[Dataset rows for apps and sites]
• • • • • • •
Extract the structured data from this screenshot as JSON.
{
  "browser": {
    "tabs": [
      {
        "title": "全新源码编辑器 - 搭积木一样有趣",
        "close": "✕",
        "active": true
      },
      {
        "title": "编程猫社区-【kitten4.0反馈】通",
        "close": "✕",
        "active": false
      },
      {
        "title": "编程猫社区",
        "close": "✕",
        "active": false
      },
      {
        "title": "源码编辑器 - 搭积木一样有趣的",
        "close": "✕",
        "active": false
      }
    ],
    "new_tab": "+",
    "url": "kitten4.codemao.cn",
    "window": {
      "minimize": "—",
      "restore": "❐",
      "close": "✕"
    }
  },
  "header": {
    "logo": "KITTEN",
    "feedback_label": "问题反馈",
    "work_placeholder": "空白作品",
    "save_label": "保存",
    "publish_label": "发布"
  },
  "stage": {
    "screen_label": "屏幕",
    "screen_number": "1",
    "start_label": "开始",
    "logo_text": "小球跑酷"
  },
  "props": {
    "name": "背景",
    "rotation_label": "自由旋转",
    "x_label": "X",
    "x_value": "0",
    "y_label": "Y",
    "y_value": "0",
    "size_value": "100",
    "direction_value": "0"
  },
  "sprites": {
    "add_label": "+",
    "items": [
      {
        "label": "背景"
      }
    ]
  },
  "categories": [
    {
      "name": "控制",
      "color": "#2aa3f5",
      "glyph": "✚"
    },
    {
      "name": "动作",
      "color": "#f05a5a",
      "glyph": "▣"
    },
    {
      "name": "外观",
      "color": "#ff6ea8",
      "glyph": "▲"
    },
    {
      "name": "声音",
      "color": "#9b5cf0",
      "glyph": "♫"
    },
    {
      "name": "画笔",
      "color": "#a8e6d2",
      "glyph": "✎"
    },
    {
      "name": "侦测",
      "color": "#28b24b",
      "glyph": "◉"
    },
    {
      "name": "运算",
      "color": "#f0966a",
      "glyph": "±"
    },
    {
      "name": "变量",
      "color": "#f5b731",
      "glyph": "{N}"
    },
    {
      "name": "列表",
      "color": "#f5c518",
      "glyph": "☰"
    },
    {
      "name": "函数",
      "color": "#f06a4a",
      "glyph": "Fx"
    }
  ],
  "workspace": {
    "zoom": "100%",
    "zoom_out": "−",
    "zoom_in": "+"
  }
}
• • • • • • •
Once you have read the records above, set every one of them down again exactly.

Extract the structured data from this screenshot as JSON.
{
  "browser": {
    "tabs": [
      {
        "title": "全新源码编辑器 - 搭积木一样有趣",
        "close": "✕",
        "active": true
      },
      {
        "title": "编程猫社区-【kitten4.0反馈】通",
        "close": "✕",
        "active": false
      },
      {
        "title": "编程猫社区",
        "close": "✕",
        "active": false
      },
      {
        "title": "源码编辑器 - 搭积木一样有趣的",
        "close": "✕",
        "active": false
      }
    ],
    "new_tab": "+",
    "url": "kitten4.codemao.cn",
    "window": {
      "minimize": "—",
      "restore": "❐",
      "close": "✕"
    }
  },
  "header": {
    "logo": "KITTEN",
    "feedback_label": "问题反馈",
    "work_placeholder": "空白作品",
    "save_label": "保存",
    "publish_label": "发布"
  },
  "stage": {
    "screen_label": "屏幕",
    "screen_number": "1",
    "start_label": "开始",
    "logo_text": "小球跑酷"
  },
  "props": {
    "name": "背景",
    "rotation_label": "自由旋转",
    "x_label": "X",
    "x_value": "0",
    "y_label": "Y",
    "y_value": "0",
    "size_value": "100",
    "direction_value": "0"
  },
  "sprites": {
    "add_label": "+",
    "items": [
      {
        "label": "背景"
      }
    ]
  },
  "categories": [
    {
      "name": "控制",
      "color": "#2aa3f5",
      "glyph": "✚"
    },
    {
      "name": "动作",
      "color": "#f05a5a",
      "glyph": "▣"
    },
    {
      "name": "外观",
      "color": "#ff6ea8",
      "glyph": "▲"
    },
    {
      "name": "声音",
      "color": "#9b5cf0",
      "glyph": "♫"
    },
    {
      "name": "画笔",
      "color": "#a8e6d2",
      "glyph": "✎"
    },
    {
      "name": "侦测",
      "color": "#28b24b",
      "glyph": "◉"
    },
    {
      "name": "运算",
      "color": "#f0966a",
      "glyph": "±"
    },
    {
      "name": "变量",
      "color": "#f5b731",
      "glyph": "{N}"
    },
    {
      "name": "列表",
      "color": "#f5c518",
      "glyph": "☰"
    },
    {
      "name": "函数",
      "color": "#f06a4a",
      "glyph": "Fx"
    }
  ],
  "workspace": {
    "zoom": "100%",
    "zoom_out": "−",
    "zoom_in": "+"
  }
}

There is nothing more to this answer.